**Recorded information**
== == ==

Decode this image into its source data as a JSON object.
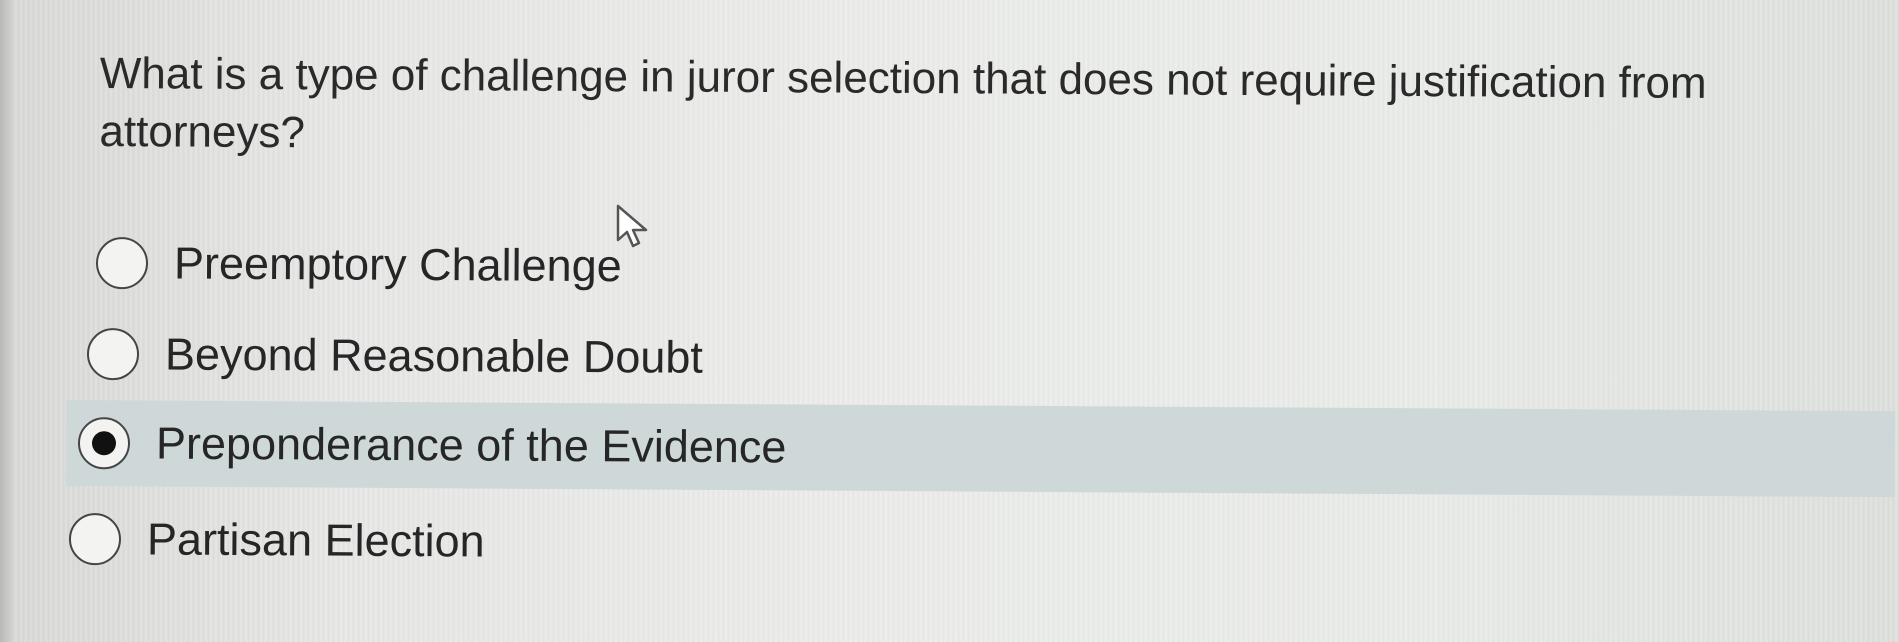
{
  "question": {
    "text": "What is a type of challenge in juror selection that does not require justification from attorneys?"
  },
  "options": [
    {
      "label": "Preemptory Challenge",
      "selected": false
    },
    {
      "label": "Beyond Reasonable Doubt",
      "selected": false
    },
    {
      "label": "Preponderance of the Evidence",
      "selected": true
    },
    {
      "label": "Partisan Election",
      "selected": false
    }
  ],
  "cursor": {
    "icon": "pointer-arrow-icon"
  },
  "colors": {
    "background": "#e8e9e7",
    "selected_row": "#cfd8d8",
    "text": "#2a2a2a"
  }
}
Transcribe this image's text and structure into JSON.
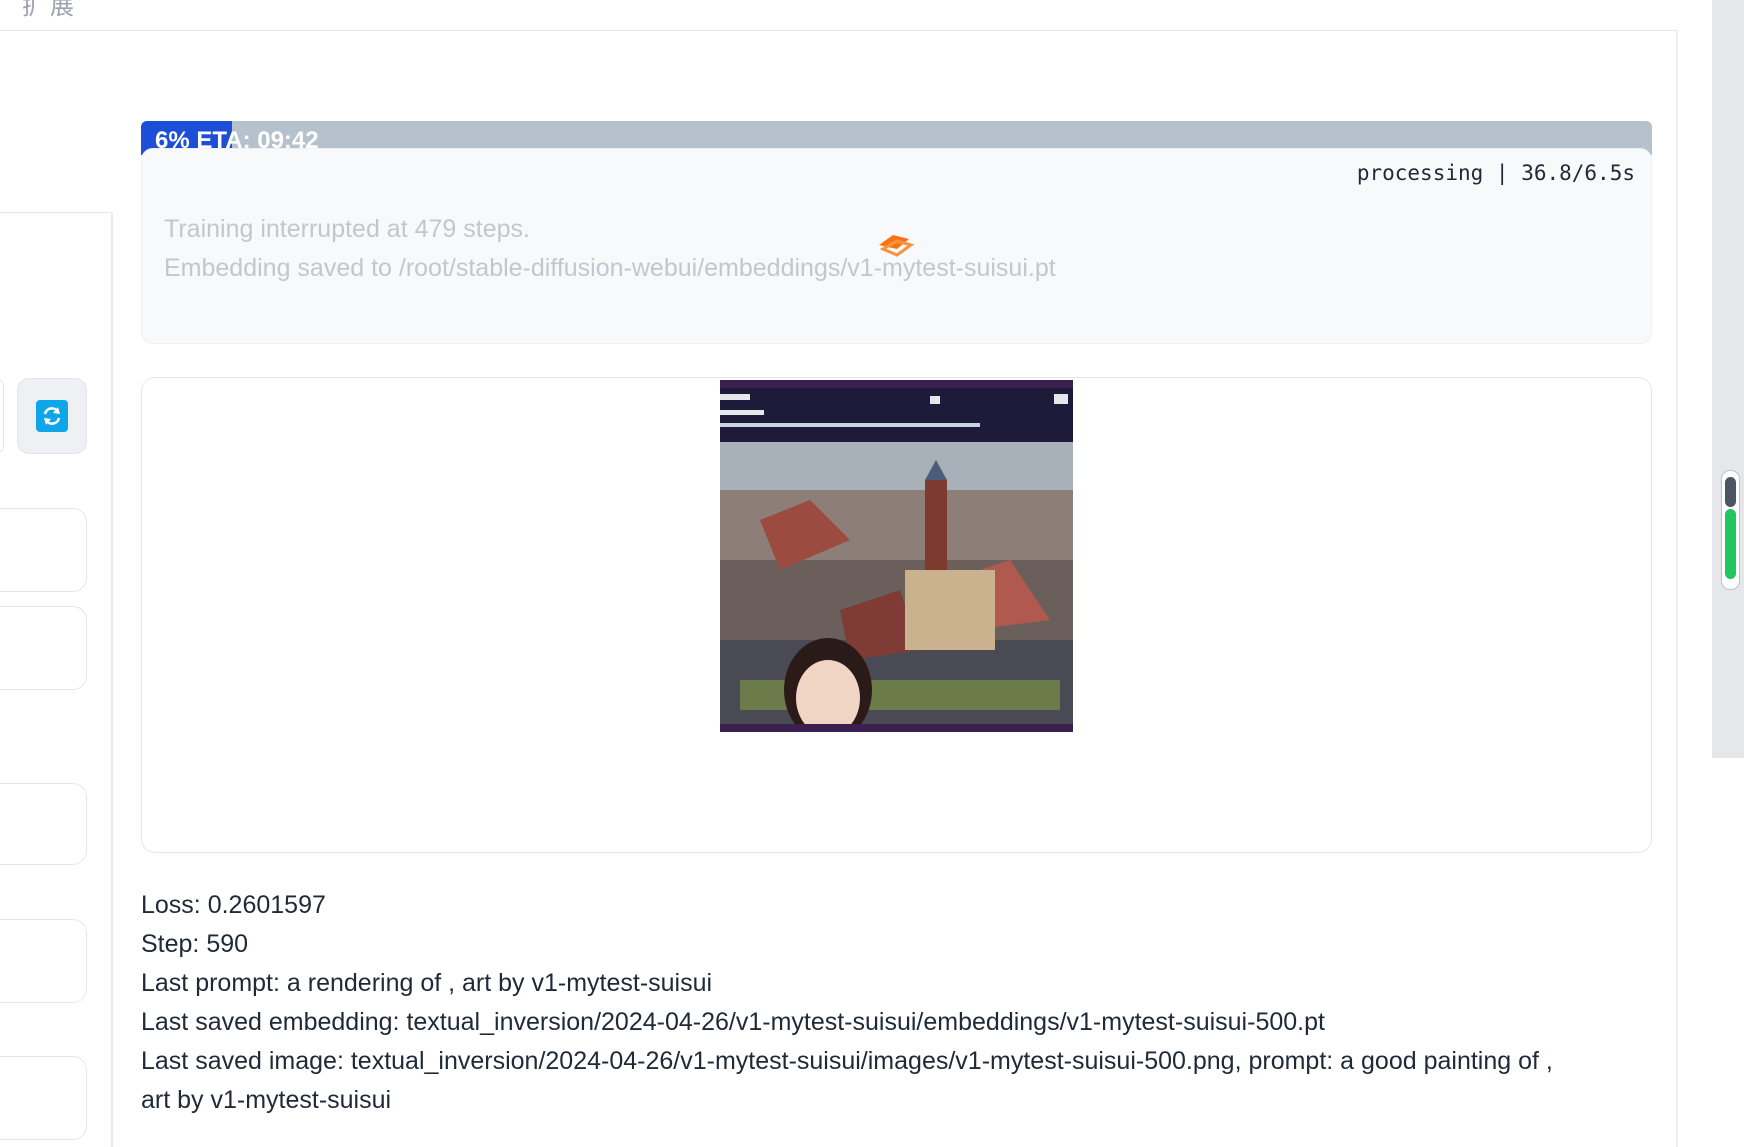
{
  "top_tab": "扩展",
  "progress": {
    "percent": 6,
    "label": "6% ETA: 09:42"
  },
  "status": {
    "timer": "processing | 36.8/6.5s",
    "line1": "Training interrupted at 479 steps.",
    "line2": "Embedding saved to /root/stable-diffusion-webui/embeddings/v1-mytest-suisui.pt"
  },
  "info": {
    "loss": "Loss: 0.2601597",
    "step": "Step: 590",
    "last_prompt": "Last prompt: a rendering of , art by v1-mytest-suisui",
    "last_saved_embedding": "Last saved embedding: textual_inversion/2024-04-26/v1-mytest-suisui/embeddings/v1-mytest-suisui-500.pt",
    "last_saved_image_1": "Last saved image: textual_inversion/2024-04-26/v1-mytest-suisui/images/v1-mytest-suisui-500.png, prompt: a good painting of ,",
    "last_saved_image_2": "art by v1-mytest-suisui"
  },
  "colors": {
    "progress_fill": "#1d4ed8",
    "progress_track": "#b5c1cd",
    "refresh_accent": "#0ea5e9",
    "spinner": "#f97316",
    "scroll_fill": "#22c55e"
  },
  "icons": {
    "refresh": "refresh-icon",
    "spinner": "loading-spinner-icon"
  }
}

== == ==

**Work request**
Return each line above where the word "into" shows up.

**Expected answer**
Decode this image into its source data as a JSON object.
Transcribe this image's text and structure into JSON.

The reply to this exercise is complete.